Element data from apps and pages:
== Segment start ==

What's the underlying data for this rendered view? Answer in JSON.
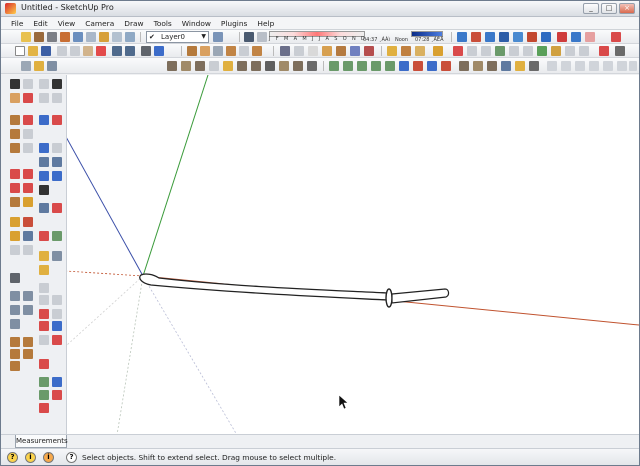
{
  "window": {
    "title": "Untitled - SketchUp Pro",
    "minimize_label": "_",
    "maximize_label": "□",
    "close_label": "×"
  },
  "menu": [
    {
      "label": "File"
    },
    {
      "label": "Edit"
    },
    {
      "label": "View"
    },
    {
      "label": "Camera"
    },
    {
      "label": "Draw"
    },
    {
      "label": "Tools"
    },
    {
      "label": "Window"
    },
    {
      "label": "Plugins"
    },
    {
      "label": "Help"
    }
  ],
  "layers": {
    "current": "Layer0",
    "check": "✔",
    "arrow": "▼"
  },
  "shadows": {
    "months": [
      "J",
      "F",
      "M",
      "A",
      "M",
      "J",
      "J",
      "A",
      "S",
      "O",
      "N",
      "D"
    ],
    "time_left": "04:37 ¸ÁÀì",
    "time_mid": "Noon",
    "time_right": "07:28 ¸ÁÈÄ"
  },
  "measurements_label": "Measurements",
  "status": {
    "info_1": "?",
    "info_2": "i",
    "info_3": "i",
    "help": "?",
    "message": "Select objects. Shift to extend select. Drag mouse to select multiple."
  },
  "colors": {
    "red_axis": "#c0522e",
    "green_axis": "#3a9b3a",
    "blue_axis": "#3a4ea8"
  }
}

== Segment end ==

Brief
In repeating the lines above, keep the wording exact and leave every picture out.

Exercise output
What's the underlying data for this rendered view? Answer in JSON.
{
  "window": {
    "title": "Untitled - SketchUp Pro",
    "minimize_label": "_",
    "maximize_label": "□",
    "close_label": "×"
  },
  "menu": [
    {
      "label": "File"
    },
    {
      "label": "Edit"
    },
    {
      "label": "View"
    },
    {
      "label": "Camera"
    },
    {
      "label": "Draw"
    },
    {
      "label": "Tools"
    },
    {
      "label": "Window"
    },
    {
      "label": "Plugins"
    },
    {
      "label": "Help"
    }
  ],
  "layers": {
    "current": "Layer0",
    "check": "✔",
    "arrow": "▼"
  },
  "shadows": {
    "months": [
      "J",
      "F",
      "M",
      "A",
      "M",
      "J",
      "J",
      "A",
      "S",
      "O",
      "N",
      "D"
    ],
    "time_left": "04:37 ¸ÁÀì",
    "time_mid": "Noon",
    "time_right": "07:28 ¸ÁÈÄ"
  },
  "measurements_label": "Measurements",
  "status": {
    "info_1": "?",
    "info_2": "i",
    "info_3": "i",
    "help": "?",
    "message": "Select objects. Shift to extend select. Drag mouse to select multiple."
  },
  "colors": {
    "red_axis": "#c0522e",
    "green_axis": "#3a9b3a",
    "blue_axis": "#3a4ea8"
  }
}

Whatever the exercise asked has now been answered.